Today it looked like it was going to be the same when, MUCH to my surprise, I spotted 2 in one of the nets!! I hadn’t seen them go in but figured these must be two of the not so smart birds – possibly vying for a Darwin Award… No matter, it was good to band them. Both were males (and all the birds I have seen in the flocks have appeared to be males).
After this flurry of excitement there wasn’t much to do other than watch the birds that are drawn to Bill’s feeders in large numbers. We finished off the rest of the “0” bands by 11:00 (2-day total: 26 Black-capped Chickadees, 11 Hoary Redpolls, 63 Common Redpolls) and added a Downy Woodpecker. The highlight of the afternoon was a pair of Pileated Woodpeckers that flew back and forth between the suet log and the forest 300 metres away. I guess I should clarify this statement: the female, being smarter, flew to the suet log; the male, not being so smart (is it like that generally in the world? Hmmmm….I’m not sure….), flew to a telephone pole where it drummed vigorously to let the near-by female know he was around.
At around 5:00 some Snow Buntings returned (from the SE) but only 60 or so. These fed frenetically (beside the nets) before flying up into the trees, getting ready to bed down in the neighbouring field for the night.
As Bill was more than happy to point out, things are just tougher in Manitoba (than, say, “soft” Ontario)…like the frost.
Me and my cousin (Pierre-alexandre) have banded 56 SNBU (year total: 104) in three hour late this afternoon.
You can follow this link to see a few pictures: https://skydrive.live.com/redir?resid=4795FE2C4316A57F!394&authkey=!APtnqg5W-4W1ClY
My new trap is very efficient. 5 bird in the new one for 1 in the traditional!
Today bird where 50% SY male and 50% ASY male and a few female. Before today, bird where more 15% SY and 85% ASY. It interesting to see than difference!
We will band again tomorrow!
Biologiste, chargé de projet à la CDEMM
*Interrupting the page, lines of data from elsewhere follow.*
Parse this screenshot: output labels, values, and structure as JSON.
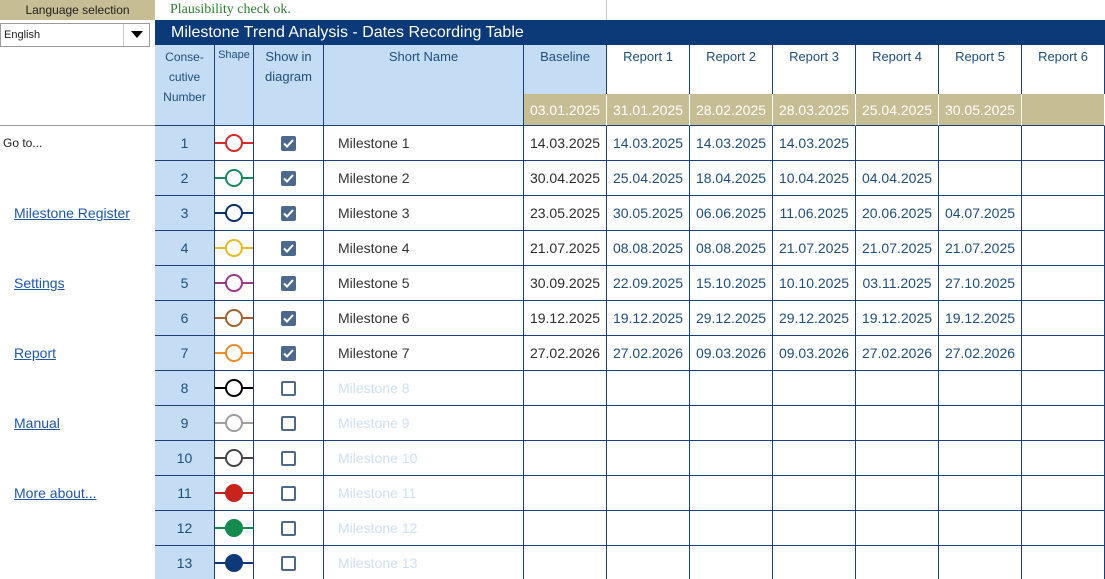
{
  "sidebar": {
    "language_label": "Language selection",
    "language_value": "English",
    "goto_label": "Go to...",
    "links": [
      "Milestone Register",
      "Settings",
      "Report",
      "Manual",
      "More about..."
    ]
  },
  "status": {
    "plausibility": "Plausibility check ok."
  },
  "title": "Milestone Trend Analysis - Dates Recording Table",
  "headers": {
    "number": "Conse- cutive Number",
    "shape": "Shape",
    "show": "Show in diagram",
    "name": "Short Name",
    "reports": [
      "Baseline",
      "Report 1",
      "Report 2",
      "Report 3",
      "Report 4",
      "Report 5",
      "Report 6"
    ],
    "report_dates": [
      "03.01.2025",
      "31.01.2025",
      "28.02.2025",
      "28.03.2025",
      "25.04.2025",
      "30.05.2025",
      ""
    ]
  },
  "colors": {
    "title_bar": "#0c3a78",
    "header_blue": "#c5dcf5",
    "date_band": "#c6bd94",
    "link": "#1f56a8",
    "plausibility_ok": "#2e7d32"
  },
  "milestones": [
    {
      "num": "1",
      "name": "Milestone 1",
      "shown": true,
      "shape_color": "#d62b2b",
      "filled": false,
      "dates": [
        "14.03.2025",
        "14.03.2025",
        "14.03.2025",
        "14.03.2025",
        "",
        "",
        ""
      ]
    },
    {
      "num": "2",
      "name": "Milestone 2",
      "shown": true,
      "shape_color": "#1a8a5a",
      "filled": false,
      "dates": [
        "30.04.2025",
        "25.04.2025",
        "18.04.2025",
        "10.04.2025",
        "04.04.2025",
        "",
        ""
      ]
    },
    {
      "num": "3",
      "name": "Milestone 3",
      "shown": true,
      "shape_color": "#0e2f6b",
      "filled": false,
      "dates": [
        "23.05.2025",
        "30.05.2025",
        "06.06.2025",
        "11.06.2025",
        "20.06.2025",
        "04.07.2025",
        ""
      ]
    },
    {
      "num": "4",
      "name": "Milestone 4",
      "shown": true,
      "shape_color": "#e9b72a",
      "filled": false,
      "dates": [
        "21.07.2025",
        "08.08.2025",
        "08.08.2025",
        "21.07.2025",
        "21.07.2025",
        "21.07.2025",
        ""
      ]
    },
    {
      "num": "5",
      "name": "Milestone 5",
      "shown": true,
      "shape_color": "#9b3a8f",
      "filled": false,
      "dates": [
        "30.09.2025",
        "22.09.2025",
        "15.10.2025",
        "10.10.2025",
        "03.11.2025",
        "27.10.2025",
        ""
      ]
    },
    {
      "num": "6",
      "name": "Milestone 6",
      "shown": true,
      "shape_color": "#a5612f",
      "filled": false,
      "dates": [
        "19.12.2025",
        "19.12.2025",
        "29.12.2025",
        "29.12.2025",
        "19.12.2025",
        "19.12.2025",
        ""
      ]
    },
    {
      "num": "7",
      "name": "Milestone 7",
      "shown": true,
      "shape_color": "#f08a2a",
      "filled": false,
      "dates": [
        "27.02.2026",
        "27.02.2026",
        "09.03.2026",
        "09.03.2026",
        "27.02.2026",
        "27.02.2026",
        ""
      ]
    },
    {
      "num": "8",
      "name": "Milestone 8",
      "shown": false,
      "shape_color": "#000000",
      "filled": false,
      "dates": [
        "",
        "",
        "",
        "",
        "",
        "",
        ""
      ]
    },
    {
      "num": "9",
      "name": "Milestone 9",
      "shown": false,
      "shape_color": "#9e9e9e",
      "filled": false,
      "dates": [
        "",
        "",
        "",
        "",
        "",
        "",
        ""
      ]
    },
    {
      "num": "10",
      "name": "Milestone 10",
      "shown": false,
      "shape_color": "#454545",
      "filled": false,
      "dates": [
        "",
        "",
        "",
        "",
        "",
        "",
        ""
      ]
    },
    {
      "num": "11",
      "name": "Milestone 11",
      "shown": false,
      "shape_color": "#c8231d",
      "filled": true,
      "dates": [
        "",
        "",
        "",
        "",
        "",
        "",
        ""
      ]
    },
    {
      "num": "12",
      "name": "Milestone 12",
      "shown": false,
      "shape_color": "#168a4e",
      "filled": true,
      "dates": [
        "",
        "",
        "",
        "",
        "",
        "",
        ""
      ]
    },
    {
      "num": "13",
      "name": "Milestone 13",
      "shown": false,
      "shape_color": "#0c3a78",
      "filled": true,
      "dates": [
        "",
        "",
        "",
        "",
        "",
        "",
        ""
      ]
    }
  ]
}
Since March 2, I have been baiting the birds only in traps with the top open and SNBU and HOLA were observed feeding in the area of the traps. We had a 5” snowstorm on March 5 and on March 6, I counted 25 SNBU and 30 HOLA. Both species were feeding inside and outside the opened traps. On March 7, there were no SNBU, 8 -10 HOLA and 2 CAGO feeding in and near the traps. On March 8, there were no SNBU and 10 HOLA. I set the traps and captured and banded 2 HOLA. Today there were no SNBU, 2 CAGO and 10 HOLA near the traps. I set the traps but it started to rain so I had to stop trapping. I noticed two additional flocks of about 30 HOLA in a farm field just east of where the traps are set. I plan to continue baiting in the open traps, as this seems to be a good area for open-country birds. If I band only HOLA are you interested in getting the numbers of the band strings I’m using? In Wisconsin Birdlife by Sam Robbins, he describes March as being the peak migration month for SNBU in Wisconsin. So, maybe if I’m lucky another flock of SNBU will migrate through and find the bait. Although I haven’t captured any Snow buntings so far, I’m learning a lot– good for a pilot year.
Rick: We have been away ourselves, in Belize – just back. No further activity this year – few birds about at our site.
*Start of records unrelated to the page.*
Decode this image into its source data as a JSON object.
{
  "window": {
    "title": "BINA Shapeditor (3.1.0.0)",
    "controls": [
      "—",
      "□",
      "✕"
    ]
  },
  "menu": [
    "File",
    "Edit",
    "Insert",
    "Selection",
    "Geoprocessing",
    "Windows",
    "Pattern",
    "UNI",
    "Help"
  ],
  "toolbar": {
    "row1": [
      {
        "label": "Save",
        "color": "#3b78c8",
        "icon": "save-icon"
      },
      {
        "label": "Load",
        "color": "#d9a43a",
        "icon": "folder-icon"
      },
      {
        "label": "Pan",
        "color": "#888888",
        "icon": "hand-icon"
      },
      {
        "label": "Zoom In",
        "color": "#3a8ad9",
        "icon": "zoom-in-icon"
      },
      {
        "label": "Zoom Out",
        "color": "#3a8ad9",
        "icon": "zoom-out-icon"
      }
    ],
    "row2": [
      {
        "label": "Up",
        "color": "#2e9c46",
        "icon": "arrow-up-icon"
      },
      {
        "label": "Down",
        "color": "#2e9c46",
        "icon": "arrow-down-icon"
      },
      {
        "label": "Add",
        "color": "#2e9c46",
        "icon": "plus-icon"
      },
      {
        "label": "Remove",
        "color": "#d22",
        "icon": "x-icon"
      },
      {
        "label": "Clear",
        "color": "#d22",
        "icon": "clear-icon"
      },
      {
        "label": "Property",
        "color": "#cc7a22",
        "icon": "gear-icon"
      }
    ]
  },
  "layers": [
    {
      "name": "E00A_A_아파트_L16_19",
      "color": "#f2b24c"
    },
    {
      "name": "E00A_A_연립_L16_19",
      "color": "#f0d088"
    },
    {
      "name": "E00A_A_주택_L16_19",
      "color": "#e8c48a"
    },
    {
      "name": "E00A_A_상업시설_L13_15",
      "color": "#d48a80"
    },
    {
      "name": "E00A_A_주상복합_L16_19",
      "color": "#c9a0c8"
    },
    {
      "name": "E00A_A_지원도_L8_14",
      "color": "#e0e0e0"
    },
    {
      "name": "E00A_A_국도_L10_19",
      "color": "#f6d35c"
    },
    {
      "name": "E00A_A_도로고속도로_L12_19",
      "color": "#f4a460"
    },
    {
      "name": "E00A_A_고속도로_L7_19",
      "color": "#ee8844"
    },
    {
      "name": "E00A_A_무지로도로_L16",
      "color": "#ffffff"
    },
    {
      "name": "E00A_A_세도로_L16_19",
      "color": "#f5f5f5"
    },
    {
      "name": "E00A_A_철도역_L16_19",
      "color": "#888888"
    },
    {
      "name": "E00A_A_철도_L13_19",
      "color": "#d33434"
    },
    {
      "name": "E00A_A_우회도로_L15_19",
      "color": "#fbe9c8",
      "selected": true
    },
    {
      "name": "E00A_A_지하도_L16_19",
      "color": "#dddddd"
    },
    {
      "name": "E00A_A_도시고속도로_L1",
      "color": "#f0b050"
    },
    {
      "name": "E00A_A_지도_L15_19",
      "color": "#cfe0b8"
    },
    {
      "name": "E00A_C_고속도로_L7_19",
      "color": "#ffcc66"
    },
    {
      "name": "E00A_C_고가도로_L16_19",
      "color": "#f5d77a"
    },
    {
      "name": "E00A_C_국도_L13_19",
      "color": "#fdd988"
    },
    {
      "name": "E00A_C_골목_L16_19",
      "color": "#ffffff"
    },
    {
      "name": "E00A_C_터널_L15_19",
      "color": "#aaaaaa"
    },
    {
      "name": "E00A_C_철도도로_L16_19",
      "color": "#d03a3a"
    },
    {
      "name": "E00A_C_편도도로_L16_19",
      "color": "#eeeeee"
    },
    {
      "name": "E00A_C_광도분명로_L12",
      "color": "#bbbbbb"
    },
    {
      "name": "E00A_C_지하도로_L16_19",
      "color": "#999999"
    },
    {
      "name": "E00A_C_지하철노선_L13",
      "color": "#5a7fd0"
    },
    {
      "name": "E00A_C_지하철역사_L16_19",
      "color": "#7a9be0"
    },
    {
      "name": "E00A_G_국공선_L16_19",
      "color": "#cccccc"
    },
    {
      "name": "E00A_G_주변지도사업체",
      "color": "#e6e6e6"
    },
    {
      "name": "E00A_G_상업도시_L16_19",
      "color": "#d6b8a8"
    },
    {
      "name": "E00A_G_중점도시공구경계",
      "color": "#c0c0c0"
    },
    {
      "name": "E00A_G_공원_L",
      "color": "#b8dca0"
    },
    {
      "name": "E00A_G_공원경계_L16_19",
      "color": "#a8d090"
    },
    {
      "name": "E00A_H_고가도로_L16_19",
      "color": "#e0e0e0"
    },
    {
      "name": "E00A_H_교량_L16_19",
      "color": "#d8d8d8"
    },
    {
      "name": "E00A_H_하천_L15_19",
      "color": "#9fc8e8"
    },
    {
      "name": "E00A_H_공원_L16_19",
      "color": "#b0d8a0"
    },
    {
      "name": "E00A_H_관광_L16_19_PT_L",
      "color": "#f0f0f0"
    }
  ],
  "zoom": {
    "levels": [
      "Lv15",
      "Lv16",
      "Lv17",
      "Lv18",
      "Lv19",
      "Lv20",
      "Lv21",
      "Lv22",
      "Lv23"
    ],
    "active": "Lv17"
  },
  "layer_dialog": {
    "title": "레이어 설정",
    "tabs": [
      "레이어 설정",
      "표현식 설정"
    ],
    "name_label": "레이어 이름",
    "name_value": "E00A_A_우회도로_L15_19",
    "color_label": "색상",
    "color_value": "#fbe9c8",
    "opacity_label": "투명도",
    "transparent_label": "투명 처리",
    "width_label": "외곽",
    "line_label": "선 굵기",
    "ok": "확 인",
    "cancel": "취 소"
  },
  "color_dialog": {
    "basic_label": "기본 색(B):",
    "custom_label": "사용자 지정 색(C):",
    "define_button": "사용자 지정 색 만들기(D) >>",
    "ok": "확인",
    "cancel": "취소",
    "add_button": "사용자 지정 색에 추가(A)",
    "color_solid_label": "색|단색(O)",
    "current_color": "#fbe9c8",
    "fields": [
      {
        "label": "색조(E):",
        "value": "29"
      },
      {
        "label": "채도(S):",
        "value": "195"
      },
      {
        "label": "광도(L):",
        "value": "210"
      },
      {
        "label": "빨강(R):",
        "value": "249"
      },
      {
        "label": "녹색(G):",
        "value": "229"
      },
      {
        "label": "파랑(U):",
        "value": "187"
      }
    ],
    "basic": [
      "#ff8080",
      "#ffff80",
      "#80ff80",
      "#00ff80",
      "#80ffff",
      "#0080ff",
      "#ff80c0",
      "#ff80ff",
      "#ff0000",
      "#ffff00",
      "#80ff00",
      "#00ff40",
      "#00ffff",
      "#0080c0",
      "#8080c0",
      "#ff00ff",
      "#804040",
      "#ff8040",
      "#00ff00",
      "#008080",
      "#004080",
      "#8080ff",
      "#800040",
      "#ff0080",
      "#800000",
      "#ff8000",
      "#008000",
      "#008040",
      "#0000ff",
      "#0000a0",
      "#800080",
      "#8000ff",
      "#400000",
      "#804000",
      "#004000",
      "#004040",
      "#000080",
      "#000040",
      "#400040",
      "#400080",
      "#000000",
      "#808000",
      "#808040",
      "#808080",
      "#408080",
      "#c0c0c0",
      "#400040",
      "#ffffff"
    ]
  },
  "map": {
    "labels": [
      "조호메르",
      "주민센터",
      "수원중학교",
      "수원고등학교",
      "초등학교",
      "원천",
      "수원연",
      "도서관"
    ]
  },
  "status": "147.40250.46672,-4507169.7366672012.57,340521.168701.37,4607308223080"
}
University of New Brunswick
Thank you for sharing your African journey on the blog.
As always, your projects and stories are a great inspiration.
Sorry I got behind in the snow bunting news for my area.
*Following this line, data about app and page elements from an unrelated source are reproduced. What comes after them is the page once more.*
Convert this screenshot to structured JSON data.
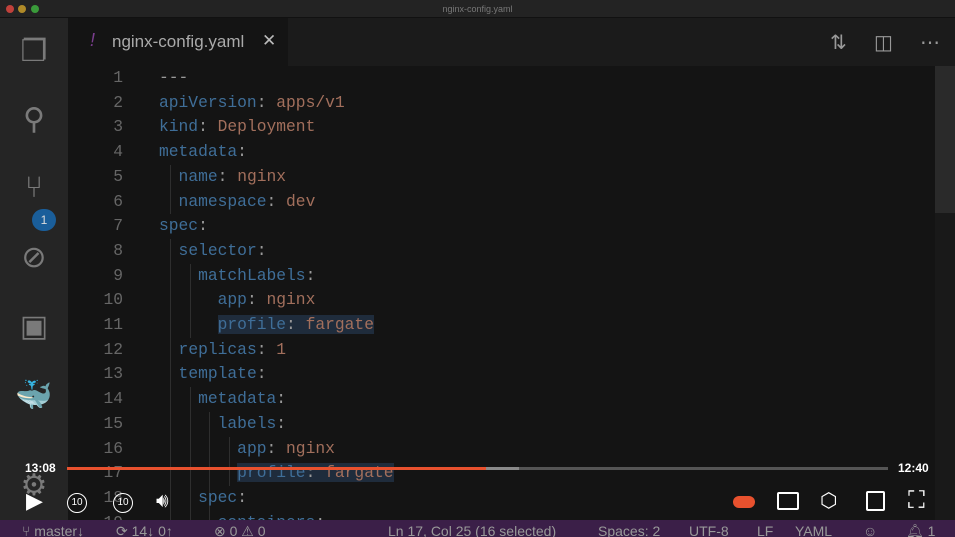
{
  "window": {
    "title": "nginx-config.yaml"
  },
  "tab": {
    "icon": "exclamation-icon",
    "label": "nginx-config.yaml",
    "close": "✕"
  },
  "activity_bar": {
    "items": [
      "explorer-icon",
      "search-icon",
      "source-control-icon",
      "debug-icon",
      "extensions-icon",
      "docker-icon",
      "settings-gear-icon"
    ],
    "scm_badge": "1"
  },
  "editor": {
    "lines": [
      [
        [
          "p",
          "---"
        ]
      ],
      [
        [
          "k",
          "apiVersion"
        ],
        [
          "p",
          ": "
        ],
        [
          "v",
          "apps/v1"
        ]
      ],
      [
        [
          "k",
          "kind"
        ],
        [
          "p",
          ": "
        ],
        [
          "v",
          "Deployment"
        ]
      ],
      [
        [
          "k",
          "metadata"
        ],
        [
          "p",
          ":"
        ]
      ],
      [
        [
          "p",
          "  "
        ],
        [
          "k",
          "name"
        ],
        [
          "p",
          ": "
        ],
        [
          "v",
          "nginx"
        ]
      ],
      [
        [
          "p",
          "  "
        ],
        [
          "k",
          "namespace"
        ],
        [
          "p",
          ": "
        ],
        [
          "v",
          "dev"
        ]
      ],
      [
        [
          "k",
          "spec"
        ],
        [
          "p",
          ":"
        ]
      ],
      [
        [
          "p",
          "  "
        ],
        [
          "k",
          "selector"
        ],
        [
          "p",
          ":"
        ]
      ],
      [
        [
          "p",
          "    "
        ],
        [
          "k",
          "matchLabels"
        ],
        [
          "p",
          ":"
        ]
      ],
      [
        [
          "p",
          "      "
        ],
        [
          "k",
          "app"
        ],
        [
          "p",
          ": "
        ],
        [
          "v",
          "nginx"
        ]
      ],
      [
        [
          "p",
          "      "
        ],
        [
          "k",
          "profile"
        ],
        [
          "p",
          ": "
        ],
        [
          "v",
          "fargate"
        ]
      ],
      [
        [
          "p",
          "  "
        ],
        [
          "k",
          "replicas"
        ],
        [
          "p",
          ": "
        ],
        [
          "v",
          "1"
        ]
      ],
      [
        [
          "p",
          "  "
        ],
        [
          "k",
          "template"
        ],
        [
          "p",
          ":"
        ]
      ],
      [
        [
          "p",
          "    "
        ],
        [
          "k",
          "metadata"
        ],
        [
          "p",
          ":"
        ]
      ],
      [
        [
          "p",
          "      "
        ],
        [
          "k",
          "labels"
        ],
        [
          "p",
          ":"
        ]
      ],
      [
        [
          "p",
          "        "
        ],
        [
          "k",
          "app"
        ],
        [
          "p",
          ": "
        ],
        [
          "v",
          "nginx"
        ]
      ],
      [
        [
          "p",
          "        "
        ],
        [
          "k",
          "profile"
        ],
        [
          "p",
          ": "
        ],
        [
          "v",
          "fargate"
        ]
      ],
      [
        [
          "p",
          "    "
        ],
        [
          "k",
          "spec"
        ],
        [
          "p",
          ":"
        ]
      ],
      [
        [
          "p",
          "      "
        ],
        [
          "k",
          "containers"
        ],
        [
          "p",
          ":"
        ]
      ]
    ]
  },
  "video": {
    "elapsed": "13:08",
    "remaining": "12:40",
    "played_fraction": 0.51,
    "buffered_fraction": 0.55,
    "accent": "#e8512e",
    "skip_back": "10",
    "skip_forward": "10"
  },
  "statusbar": {
    "branch": "master↓",
    "sync": "14↓ 0↑",
    "errors": "0",
    "warnings": "0",
    "position": "Ln 17, Col 25 (16 selected)",
    "spaces": "Spaces: 2",
    "encoding": "UTF-8",
    "eol": "LF",
    "language": "YAML",
    "notifications": "1"
  }
}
Despite constant efforts since mid-January, I was not able to catch birds this winter so far.
Really, even the sightings of large flocks have been rare and sporadic in my part of the eastern townships throughout the winter, based on my surveys and communication with the local bird club. The very few times a large flock was around, it never stayed for more than a morning or two at the baited site in Barnston. The disappearance of course always coincided with constant warm weather. And while I had regular bunting-visits the last 2 winters at my feeders on the farm where I live in Cookshire (60km from Barnston), I have not seen a single one this winter here, despite a daily-filled corn platform.
I saw a small flock of about 8 snow buntings this week end a few kms away from the baited area in Rivière-Ouelle in the bas-st-laurent region and that’s it. No buntings have shown up to that feeding station in the last week. I saw 3 snowy owls though, so that was a nice consolation prize. I joined a picture, and while the owls are quite small in it, it gives an idea of the actual snow cover and of the general area.
I’ll keep you posted on my possible visit at Ruthven in April.
I really hope to find time to fit in a few days of banding, birding, (and eating baked goods) with you all. [hmmmm….I really like the part about “eating baked goods” -Editor’s Note]
I have also put a picture of it.